Published 9/9 by WPBF News
More than 6,000 dogs may be in need of a home after an amendment passed in Florida banning greyhound racing. But families looking to adopt outside the state now have a free ticket to get their new fur baby brought to their doorstep.
"We have had so many people reach out, offering to actually transport," Elite Greyhound Adoptions President Sonia Stratemann told WPBF 25 News.
Stratemann has helped more than 2,300 dogs find homes over the years. Many of them still have the scars or injuries they got while on the track.
"This guy broke his leg racing at Palm Beach and the trainer dumped him off at a blood bank," Stratemann said. "He was there for two years living in solitary."
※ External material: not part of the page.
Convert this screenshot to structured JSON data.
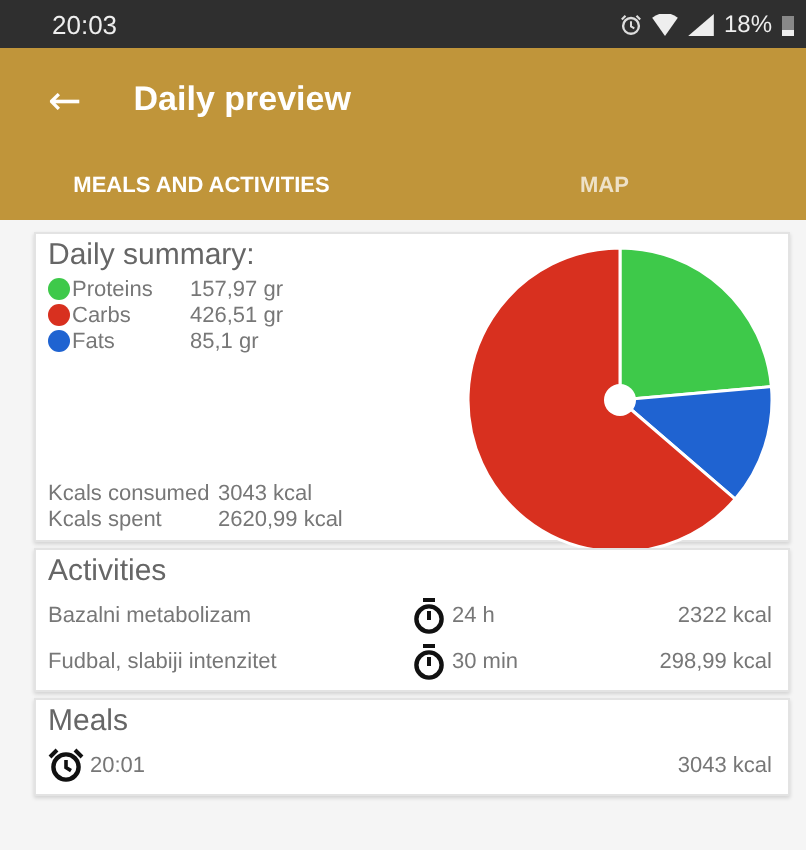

Since Florida residents voted to pass Amendment 13, Stratemann has received more than 100 calls from people interested in adopting a retired hound. Many of the calls came from individuals living outside the state.
"Mass breeding will stop. Injuries will stop. Confinement will stop. It's amazing," Stratemann said. "I never thought this day would come."
There are many transportation services that will take the hounds to rescues. Victory Lap Greyhound Transportation, or VLAP, based in Pennsylvania, is one of them. President and founder Lisa Paulson created the volunteer program to shuttle former racing dogs to their new adoptive families anywhere in the country. The program is called A Ticket Home.
"As animal lovers, we, the community, need to come together to help. This can't be done by any one individual," Paulson said. "There are a lot of dogs that will need to be transported throughout the country. This is a huge task and it will involve the help and dedication of many."
VLAP's bus has been outfitted with 14 crates that can haul up to 26 hounds and four passengers.
All greyhounds are transported in a fully insured, climate-controlled environment and they are under constant supervision of volunteers, all of whom are trained in canine CPR and first aid.
The shuttle bus has traveled over 20,000 miles, assisted 14 adoption groups and hauled over 250 dogs since 2017.
Now that the racing ban has passed, Paulson said she expects transportation requests to go up significantly.
"I think it's the best thing that ever happened for these dogs," Stratemann said. "They finally can get off the track, out of the crates unto couches. It's incredible."
The ban does not immediately go into effect, and tracks across the state have until 2020 to phase out dog racing.
For more information about Victory Lap Greyhound Transport’s commitment to the hounds, click here.
To purchase “A Ticket Home," click here.